A Collapsible, Cheap and Transportable Fridge

Startup Spotlight

Evaptainers has developed a cheap and collapsible cooler that increases produce shelf-life. It was one of the seven winners at the MIT Enterprise Forum Innovate for Refugees Competition in partnership with Zain Group and MBC Hope.


By Maya Sioufi


A professor at the Massachusetts Institute of Technology challenged his students to find a solution to a problem faced by 1 billion people. 30-year-old Quang Truong was attending that class.


“I took the challenge to heart. I wanted to help farmers, most of them are poor people. The problem they have is keeping their produce fresh along the cold chain. The available solutions are either not working, too expensive or need a functioning grid” says Quang who holds a degree in Development Economics and International Business from the Fletcher School at Tufts University. He wanted to develop coolers that can be used in the place of fridges and that don’t cost much and don’t need electricity.


As Quang started digging deeper into this topic, he looked into the zeer pot, a locally made device widely used in Nigeria. A pot-in-pot refrigerator, the zeer pot does not need electricity and cools produce by 10 to 15 degrees. The problem with the zeer pot though is that it is heavy and made of sand. So Quang asked himself, “Can I take this device and redesign it with modern material to make it lightweight, durable, sturdy and mass produced quickly in a factory?”


Partnering with Spencer Taylor (the current CEO) and Jeremy Fryer-Biggs (the CTO), Quang managed to create a portable device that significantly lowers the temperature of produce. As water is poured into it, the water goes into the membrane where it evaporates without needing sand or ceramic. The evaporation pulls heat from inside and cools it down.
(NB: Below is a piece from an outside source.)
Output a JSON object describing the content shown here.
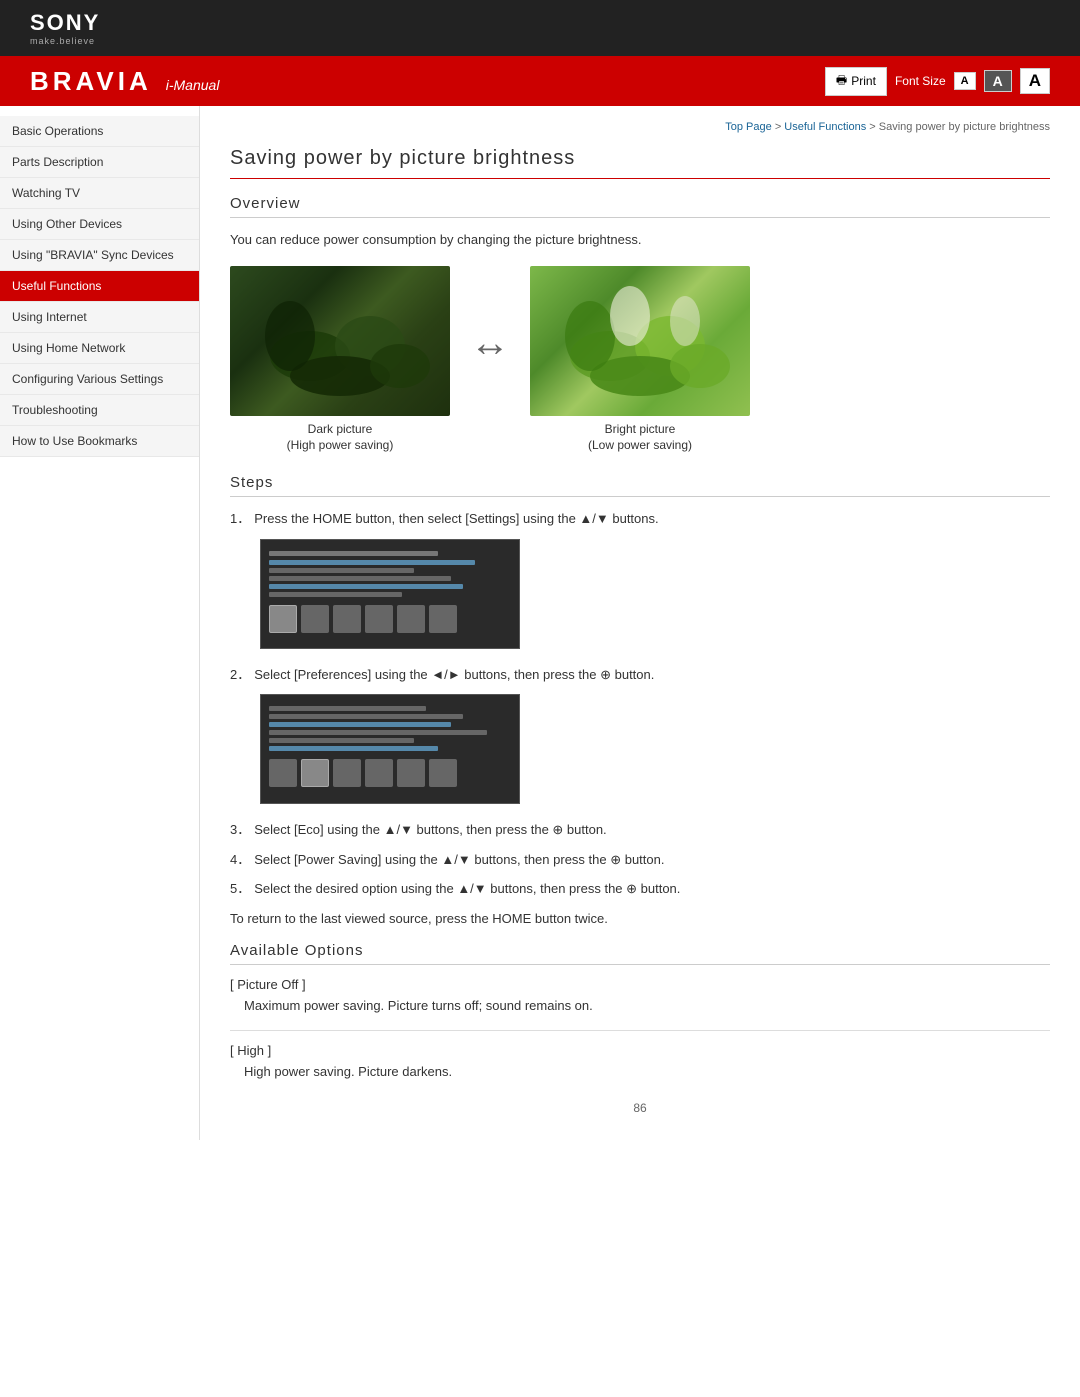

Unlike the zeer pot, this device only weighs 1 kilogram versus 33 kilograms for the zeer pot and it is collapsible and can easily be transported. It can hold about 60 liters of capacity, the size of a medium to large cooler and can be made in different sizes depending on needs.


Kick-off in Morocco


For the pilot project, the Boston team settled on Morocco for several reasons. “The geography is great because there are a lot of different climates;  it is close to Europe so close to the high-tech components needed and we have a personal contact with the ministry of agriculture. Also for legal reasons, Morocco makes a lot of sense because it launched the green Morocco plan with a goal of improving the agricultural sector while making it more eco friendly” adds Quang.


While there is a 95% electrification rate in rural areas in Morocco, it is merely enough to provide lighting and not cooling. Evaptainers’ aim is to provide their devices to farmers enabling them to transport goods.


Quang started working with 28-year-old Moroccan Yassin Maghnouj who has been now part of Evaptainers for over a year and a half as the marketing manager. The company now has seven members on board of which four are in Boston.


Produced in China, the prototype is now in its final version and 150 units are being rolled out for the pilot test in the first quarter of 2017. It will retail in rural areas at a price of $30 per unit. The company is working on testing the device within refugee camps. They recently won one of the top prizes at the MIT Enterprise Forum Innovate for Refugees Competition in partnership with Zain and MBC Hope. After this pilot test and if all goes well, the team is ready to launch. Their goal for the first year after launching is to sell 10,000 units.